- WHAT YOU NEED TO DO
Check every line below for the word "this" and show those that hold it.

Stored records
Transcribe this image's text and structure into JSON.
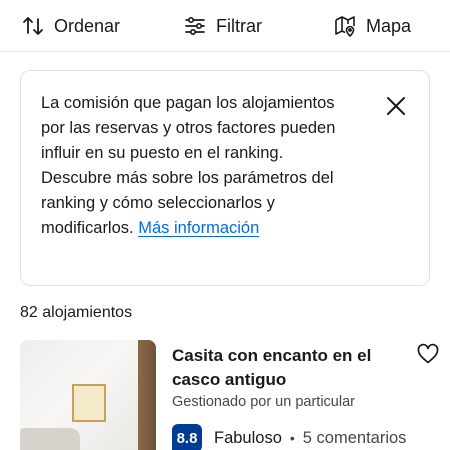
{
  "toolbar": {
    "sort_label": "Ordenar",
    "filter_label": "Filtrar",
    "map_label": "Mapa"
  },
  "notice": {
    "text": "La comisión que pagan los alojamientos por las reservas y otros factores pueden influir en su puesto en el ranking. Descubre más sobre los parámetros del ranking y cómo seleccionarlos y modificarlos.",
    "link_label": "Más información"
  },
  "results": {
    "count_label": "82 alojamientos"
  },
  "listing": {
    "title": "Casita con encanto en el casco antiguo",
    "host_type": "Gestionado por un particular",
    "score": "8.8",
    "score_word": "Fabuloso",
    "separator": "•",
    "reviews_label": "5 comentarios"
  },
  "colors": {
    "link": "#006ce4",
    "score_badge": "#003b95"
  }
}
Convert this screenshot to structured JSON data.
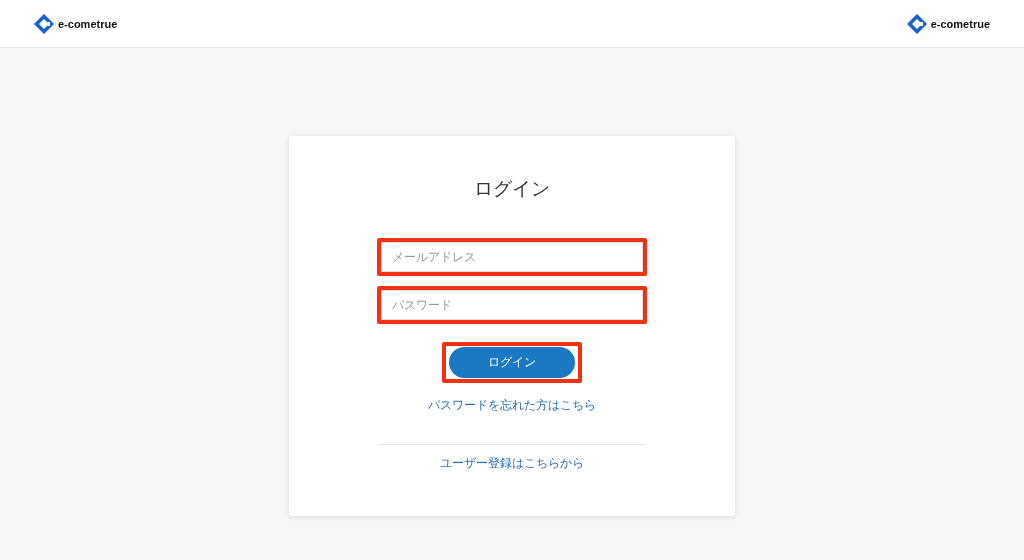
{
  "header": {
    "logo_left": "e-cometrue",
    "logo_right": "e-cometrue"
  },
  "login": {
    "title": "ログイン",
    "fields": [
      {
        "placeholder": "メールアドレス",
        "highlighted": true
      },
      {
        "placeholder": "パスワード",
        "highlighted": true
      }
    ],
    "button": {
      "label": "ログイン",
      "highlighted": true
    },
    "forgot_link": "パスワードを忘れた方はこちら",
    "register_link": "ユーザー登録はこちらから"
  }
}
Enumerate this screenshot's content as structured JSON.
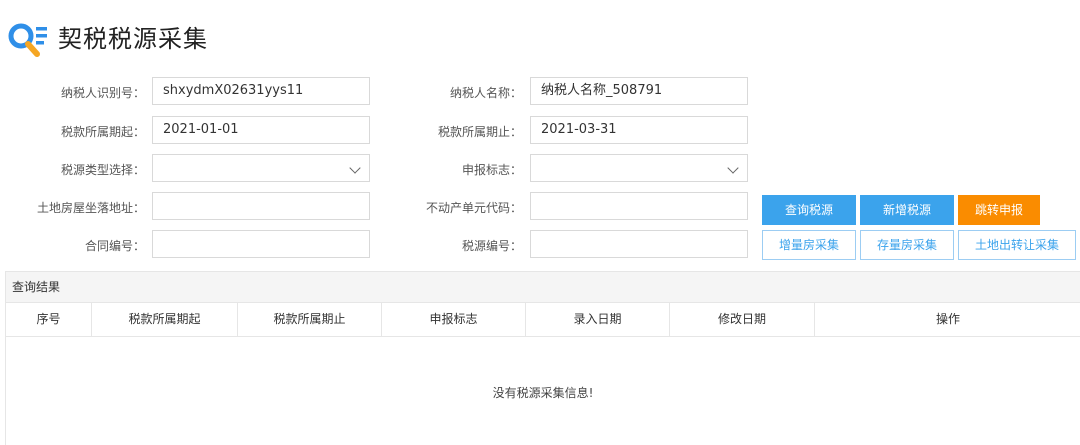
{
  "page": {
    "title": "契税税源采集"
  },
  "form": {
    "taxpayer_id": {
      "label": "纳税人识别号：",
      "value": "shxydmX02631yys11"
    },
    "taxpayer_name": {
      "label": "纳税人名称：",
      "value": "纳税人名称_508791"
    },
    "period_start": {
      "label": "税款所属期起：",
      "value": "2021-01-01"
    },
    "period_end": {
      "label": "税款所属期止：",
      "value": "2021-03-31"
    },
    "source_type": {
      "label": "税源类型选择：",
      "value": ""
    },
    "declare_flag": {
      "label": "申报标志：",
      "value": ""
    },
    "address": {
      "label": "土地房屋坐落地址：",
      "value": ""
    },
    "property_unit_code": {
      "label": "不动产单元代码：",
      "value": ""
    },
    "contract_no": {
      "label": "合同编号：",
      "value": ""
    },
    "source_no": {
      "label": "税源编号：",
      "value": ""
    }
  },
  "buttons": {
    "query": "查询税源",
    "add": "新增税源",
    "jump_declare": "跳转申报",
    "incremental_house": "增量房采集",
    "stock_house": "存量房采集",
    "land_transfer": "土地出转让采集"
  },
  "results": {
    "title": "查询结果",
    "columns": [
      "序号",
      "税款所属期起",
      "税款所属期止",
      "申报标志",
      "录入日期",
      "修改日期",
      "操作"
    ],
    "rows": [],
    "empty_message": "没有税源采集信息!"
  },
  "colors": {
    "primary": "#3ba3ec",
    "accent": "#fa8c00"
  }
}
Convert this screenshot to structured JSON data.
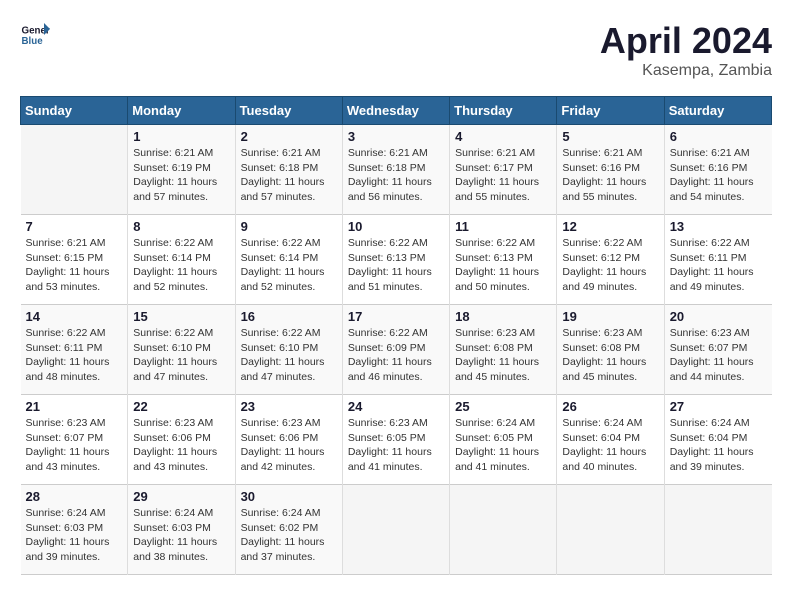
{
  "header": {
    "logo_line1": "General",
    "logo_line2": "Blue",
    "month_title": "April 2024",
    "subtitle": "Kasempa, Zambia"
  },
  "days_of_week": [
    "Sunday",
    "Monday",
    "Tuesday",
    "Wednesday",
    "Thursday",
    "Friday",
    "Saturday"
  ],
  "weeks": [
    [
      {
        "day": "",
        "info": ""
      },
      {
        "day": "1",
        "info": "Sunrise: 6:21 AM\nSunset: 6:19 PM\nDaylight: 11 hours\nand 57 minutes."
      },
      {
        "day": "2",
        "info": "Sunrise: 6:21 AM\nSunset: 6:18 PM\nDaylight: 11 hours\nand 57 minutes."
      },
      {
        "day": "3",
        "info": "Sunrise: 6:21 AM\nSunset: 6:18 PM\nDaylight: 11 hours\nand 56 minutes."
      },
      {
        "day": "4",
        "info": "Sunrise: 6:21 AM\nSunset: 6:17 PM\nDaylight: 11 hours\nand 55 minutes."
      },
      {
        "day": "5",
        "info": "Sunrise: 6:21 AM\nSunset: 6:16 PM\nDaylight: 11 hours\nand 55 minutes."
      },
      {
        "day": "6",
        "info": "Sunrise: 6:21 AM\nSunset: 6:16 PM\nDaylight: 11 hours\nand 54 minutes."
      }
    ],
    [
      {
        "day": "7",
        "info": "Sunrise: 6:21 AM\nSunset: 6:15 PM\nDaylight: 11 hours\nand 53 minutes."
      },
      {
        "day": "8",
        "info": "Sunrise: 6:22 AM\nSunset: 6:14 PM\nDaylight: 11 hours\nand 52 minutes."
      },
      {
        "day": "9",
        "info": "Sunrise: 6:22 AM\nSunset: 6:14 PM\nDaylight: 11 hours\nand 52 minutes."
      },
      {
        "day": "10",
        "info": "Sunrise: 6:22 AM\nSunset: 6:13 PM\nDaylight: 11 hours\nand 51 minutes."
      },
      {
        "day": "11",
        "info": "Sunrise: 6:22 AM\nSunset: 6:13 PM\nDaylight: 11 hours\nand 50 minutes."
      },
      {
        "day": "12",
        "info": "Sunrise: 6:22 AM\nSunset: 6:12 PM\nDaylight: 11 hours\nand 49 minutes."
      },
      {
        "day": "13",
        "info": "Sunrise: 6:22 AM\nSunset: 6:11 PM\nDaylight: 11 hours\nand 49 minutes."
      }
    ],
    [
      {
        "day": "14",
        "info": "Sunrise: 6:22 AM\nSunset: 6:11 PM\nDaylight: 11 hours\nand 48 minutes."
      },
      {
        "day": "15",
        "info": "Sunrise: 6:22 AM\nSunset: 6:10 PM\nDaylight: 11 hours\nand 47 minutes."
      },
      {
        "day": "16",
        "info": "Sunrise: 6:22 AM\nSunset: 6:10 PM\nDaylight: 11 hours\nand 47 minutes."
      },
      {
        "day": "17",
        "info": "Sunrise: 6:22 AM\nSunset: 6:09 PM\nDaylight: 11 hours\nand 46 minutes."
      },
      {
        "day": "18",
        "info": "Sunrise: 6:23 AM\nSunset: 6:08 PM\nDaylight: 11 hours\nand 45 minutes."
      },
      {
        "day": "19",
        "info": "Sunrise: 6:23 AM\nSunset: 6:08 PM\nDaylight: 11 hours\nand 45 minutes."
      },
      {
        "day": "20",
        "info": "Sunrise: 6:23 AM\nSunset: 6:07 PM\nDaylight: 11 hours\nand 44 minutes."
      }
    ],
    [
      {
        "day": "21",
        "info": "Sunrise: 6:23 AM\nSunset: 6:07 PM\nDaylight: 11 hours\nand 43 minutes."
      },
      {
        "day": "22",
        "info": "Sunrise: 6:23 AM\nSunset: 6:06 PM\nDaylight: 11 hours\nand 43 minutes."
      },
      {
        "day": "23",
        "info": "Sunrise: 6:23 AM\nSunset: 6:06 PM\nDaylight: 11 hours\nand 42 minutes."
      },
      {
        "day": "24",
        "info": "Sunrise: 6:23 AM\nSunset: 6:05 PM\nDaylight: 11 hours\nand 41 minutes."
      },
      {
        "day": "25",
        "info": "Sunrise: 6:24 AM\nSunset: 6:05 PM\nDaylight: 11 hours\nand 41 minutes."
      },
      {
        "day": "26",
        "info": "Sunrise: 6:24 AM\nSunset: 6:04 PM\nDaylight: 11 hours\nand 40 minutes."
      },
      {
        "day": "27",
        "info": "Sunrise: 6:24 AM\nSunset: 6:04 PM\nDaylight: 11 hours\nand 39 minutes."
      }
    ],
    [
      {
        "day": "28",
        "info": "Sunrise: 6:24 AM\nSunset: 6:03 PM\nDaylight: 11 hours\nand 39 minutes."
      },
      {
        "day": "29",
        "info": "Sunrise: 6:24 AM\nSunset: 6:03 PM\nDaylight: 11 hours\nand 38 minutes."
      },
      {
        "day": "30",
        "info": "Sunrise: 6:24 AM\nSunset: 6:02 PM\nDaylight: 11 hours\nand 37 minutes."
      },
      {
        "day": "",
        "info": ""
      },
      {
        "day": "",
        "info": ""
      },
      {
        "day": "",
        "info": ""
      },
      {
        "day": "",
        "info": ""
      }
    ]
  ]
}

- WRITTEN RESPONSE
Transcribe this image's text and structure into JSON.
Convert this screenshot to structured JSON data.
Enumerate this screenshot's content as structured JSON.
Convert this screenshot to structured JSON data.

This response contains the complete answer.